majeure was found bereft of factual basis. The RTC called attention to the PAG-ASA report that at
the time of the incident, tropical storm Asiang had moved away from the Philippines.
Further,
records
showed
that
the sea and weather conditions in the area of Hinubaan, Negros Occidentalfrom 8:00 p.m. of June
24, 1984 to 8:00 a.m. the next day were slight and smooth.
Thus, the trial court concluded that the cause of the loss was not tropical storm Asiang or any
other
force
majeure,
but gross
negligence
of
petitioner.
Petitioner appealed to the Court of Appeals.
It affirmed the RTC Decision with modification that Loadstar shall only pay the sum of 10% of the
total claim for attorneys fees and litigation expenses. Hence this petition.
Issue: 1. WON petitioner is a common or a private carrier?
2. In either case, did petitioner exercise the required diligence: the extraordinary diligence
of a common carrier or the ordinary diligence of a private carrier?
Held: common carrier, No. Petition denied.
Ratio: Petitioner is a corporation engaged in the business of transporting cargo by water and
for compensation, offering its services indiscriminately to the public. Thus, without doubt, it is
a common
carrier.

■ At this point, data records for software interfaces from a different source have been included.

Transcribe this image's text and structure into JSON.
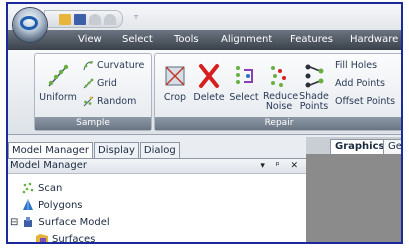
{
  "quick_access": {
    "icons": [
      "open-icon",
      "save-icon",
      "undo-icon",
      "redo-icon"
    ],
    "menu_glyph": "▿"
  },
  "menu_tabs": [
    "View",
    "Select",
    "Tools",
    "Alignment",
    "Features",
    "Hardware"
  ],
  "ribbon": {
    "sample_group": {
      "label": "Sample",
      "uniform": "Uniform",
      "curvature": "Curvature",
      "grid": "Grid",
      "random": "Random"
    },
    "repair_group": {
      "label": "Repair",
      "crop": "Crop",
      "delete": "Delete",
      "select": "Select",
      "reduce_noise_line1": "Reduce",
      "reduce_noise_line2": "Noise",
      "shade_points_line1": "Shade",
      "shade_points_line2": "Points",
      "fill_holes": "Fill Holes",
      "add_points": "Add Points",
      "offset_points": "Offset Points"
    }
  },
  "panel_tabs": [
    "Model Manager",
    "Display",
    "Dialog"
  ],
  "model_manager": {
    "title": "Model Manager",
    "pin_glyph": "▾ ᵖ ✕",
    "tree": [
      {
        "label": "Scan",
        "icon": "scan-icon"
      },
      {
        "label": "Polygons",
        "icon": "polygons-icon"
      },
      {
        "label": "Surface Model",
        "icon": "surface-model-icon",
        "expander": "⊟"
      },
      {
        "label": "Surfaces",
        "icon": "surfaces-icon"
      }
    ]
  },
  "graphics_tabs": [
    "Graphics",
    "Get"
  ],
  "colors": {
    "frame_border": "#1a2a9c",
    "tab_bar": "#3a414b",
    "graphics_bg": "#8b8b8b"
  }
}
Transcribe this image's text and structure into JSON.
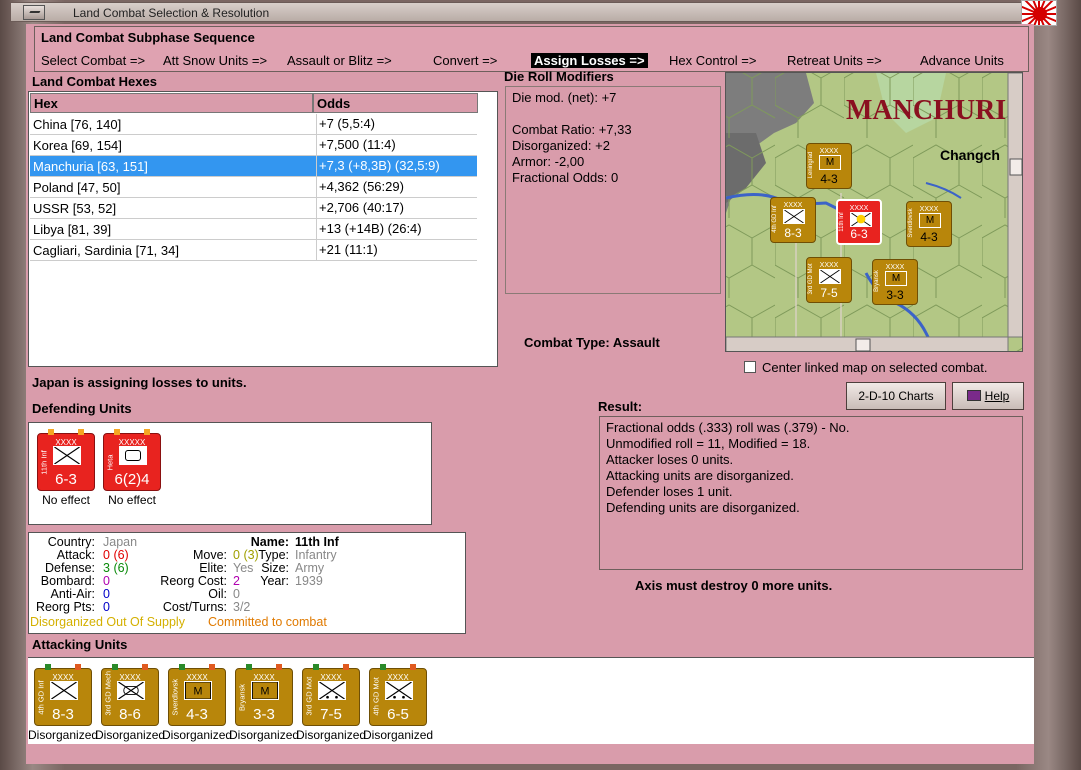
{
  "window": {
    "title": "Land Combat Selection & Resolution"
  },
  "subphase": {
    "header": "Land Combat Subphase Sequence",
    "steps": [
      "Select Combat =>",
      "Att Snow Units =>",
      "Assault or Blitz =>",
      "Convert =>",
      "Assign Losses =>",
      "Hex Control =>",
      "Retreat Units =>",
      "Advance Units"
    ],
    "active_step": "Assign Losses =>"
  },
  "hexes": {
    "label": "Land Combat Hexes",
    "columns": [
      "Hex",
      "Odds"
    ],
    "rows": [
      {
        "hex": "China [76, 140]",
        "odds": "+7 (5,5:4)"
      },
      {
        "hex": "Korea [69, 154]",
        "odds": "+7,500 (11:4)"
      },
      {
        "hex": "Manchuria [63, 151]",
        "odds": "+7,3 (+8,3B) (32,5:9)",
        "selected": true
      },
      {
        "hex": "Poland [47, 50]",
        "odds": "+4,362 (56:29)"
      },
      {
        "hex": "USSR [53, 52]",
        "odds": "+2,706 (40:17)"
      },
      {
        "hex": "Libya [81, 39]",
        "odds": "+13 (+14B) (26:4)"
      },
      {
        "hex": "Cagliari, Sardinia [71, 34]",
        "odds": "+21 (11:1)"
      }
    ]
  },
  "die_roll": {
    "label": "Die Roll Modifiers",
    "lines": [
      "Die mod. (net): +7",
      "",
      "Combat Ratio: +7,33",
      "Disorganized: +2",
      "Armor: -2,00",
      "Fractional Odds: 0"
    ]
  },
  "combat_type": "Combat Type:  Assault",
  "map": {
    "region_label": "MANCHURI",
    "city_label": "Changch",
    "center_checkbox_label": "Center linked map on selected combat."
  },
  "buttons": {
    "charts": "2-D-10 Charts",
    "help": "Help"
  },
  "status_message": "Japan is assigning losses to units.",
  "defending": {
    "label": "Defending Units",
    "units": [
      {
        "size": "XXXX",
        "name": "11th Inf",
        "strength": "6-3",
        "status": "No effect",
        "symbol": "infantry"
      },
      {
        "size": "XXXXX",
        "name": "Heta",
        "strength": "6(2)4",
        "status": "No effect",
        "symbol": "hq"
      }
    ]
  },
  "unit_info": {
    "country_label": "Country:",
    "country": "Japan",
    "attack_label": "Attack:",
    "attack": "0",
    "attack_paren": "(6)",
    "defense_label": "Defense:",
    "defense": "3",
    "defense_paren": "(6)",
    "bombard_label": "Bombard:",
    "bombard": "0",
    "antiair_label": "Anti-Air:",
    "antiair": "0",
    "reorgpts_label": "Reorg Pts:",
    "reorgpts": "0",
    "name_label": "Name:",
    "name": "11th Inf",
    "move_label": "Move:",
    "move": "0",
    "move_paren": "(3)",
    "type_label": "Type:",
    "type": "Infantry",
    "elite_label": "Elite:",
    "elite": "Yes",
    "size_label": "Size:",
    "size": "Army",
    "reorgcost_label": "Reorg Cost:",
    "reorgcost": "2",
    "year_label": "Year:",
    "year": "1939",
    "oil_label": "Oil:",
    "oil": "0",
    "costturns_label": "Cost/Turns:",
    "costturns": "3/2",
    "flags_yellow": "Disorganized Out Of Supply",
    "flags_orange": "Committed to combat"
  },
  "result": {
    "label": "Result:",
    "lines": [
      "Fractional odds (.333) roll was (.379)  -  No.",
      "Unmodified roll = 11, Modified = 18.",
      "Attacker loses 0 units.",
      "Attacking units are disorganized.",
      "Defender loses 1 unit.",
      "Defending units are disorganized."
    ],
    "footer": "Axis must destroy 0 more units."
  },
  "attacking": {
    "label": "Attacking Units",
    "units": [
      {
        "size": "XXXX",
        "name": "4th GD Inf",
        "strength": "8-3",
        "status": "Disorganized",
        "symbol": "infantry"
      },
      {
        "size": "XXXX",
        "name": "3rd GD Mech",
        "strength": "8-6",
        "status": "Disorganized",
        "symbol": "infantry"
      },
      {
        "size": "XXXX",
        "name": "Sverdlovsk",
        "strength": "4-3",
        "status": "Disorganized",
        "symbol": "militia"
      },
      {
        "size": "XXXX",
        "name": "Bryansk",
        "strength": "3-3",
        "status": "Disorganized",
        "symbol": "militia"
      },
      {
        "size": "XXXX",
        "name": "3rd GD Mot",
        "strength": "7-5",
        "status": "Disorganized",
        "symbol": "motorized"
      },
      {
        "size": "XXXX",
        "name": "4th GD Mot",
        "strength": "6-5",
        "status": "Disorganized",
        "symbol": "motorized"
      }
    ]
  },
  "map_counters": [
    {
      "name": "Leningrad",
      "strength": "4-3"
    },
    {
      "name": "4th GD Inf",
      "strength": "8-3"
    },
    {
      "name": "11th Inf",
      "strength": "6-3"
    },
    {
      "name": "Sverdlovsk",
      "strength": "4-3"
    },
    {
      "name": "3rd GD Mot",
      "strength": "7-5"
    },
    {
      "name": "Bryansk",
      "strength": "3-3"
    }
  ],
  "colors": {
    "panel": "#d99cab",
    "selected_row": "#3396f0",
    "japan_red": "#e8231f",
    "soviet_brown": "#b8860b"
  }
}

The
voyage-charter
agreement
between
petitioner and Northern Mindanao Transport Company, Inc. did not in any way
convert
the
common carrier into a private carrier. Conformably, petitioner remains a common carrier
notwithstanding the existence of the charter agreement with the Northern Mindanao Transport
Company, Inc. since the said charter is limited to the ship only and does not involve both the
vessel and its crew. As elucidated in Planters Products, this charter is only a voyage-charter, not
a bareboat charter. It is only when the charter includes both the vessel and its crew, as in
a bareboat or demise that a common carrier becomes private, at least insofar as the particular
voyage covering the charter-party is concerned. Indubitably, a ship owner in a time or voyage
charter retains possession and control of the ship, although her holds may, for the moment, be
the property of the charterer. As a common carrier, petitioner is required to observe
extraordinary diligence in the vigilance over the goods it transports. When the goods placed in its
care are lost, petitioner is presumed to have been at fault or to have acted negligently. Petitioner
therefore has the burden of proving that it observed extraordinary diligence in order to avoid
responsibility
for
the lost
cargo.
Article 1734 enumerates the instances when a carrier might be exempt fromliability for the loss
of the goods. These are : ( 1) Flood, storm, earthquake, lightning, or other natural disaster or
calamity Petitioner claims that the loss of the goods was due to a fortuitous event under
paragraph 1. Yet, its claim is not substantiated. On the contrary, there was evidence that the loss
of the entire shipment of cement was due to the gross negligence of petitioner. Records show

that in the evening of June 24, 1984, the sea and weather conditions in the vicinity of Negros
Occidental were calm. The records reveal that petitioner took a shortcut route, instead of the
usual route, which exposed the voyage to unexpected hazard. Petitioner has only itself to blame
for its misjudgment.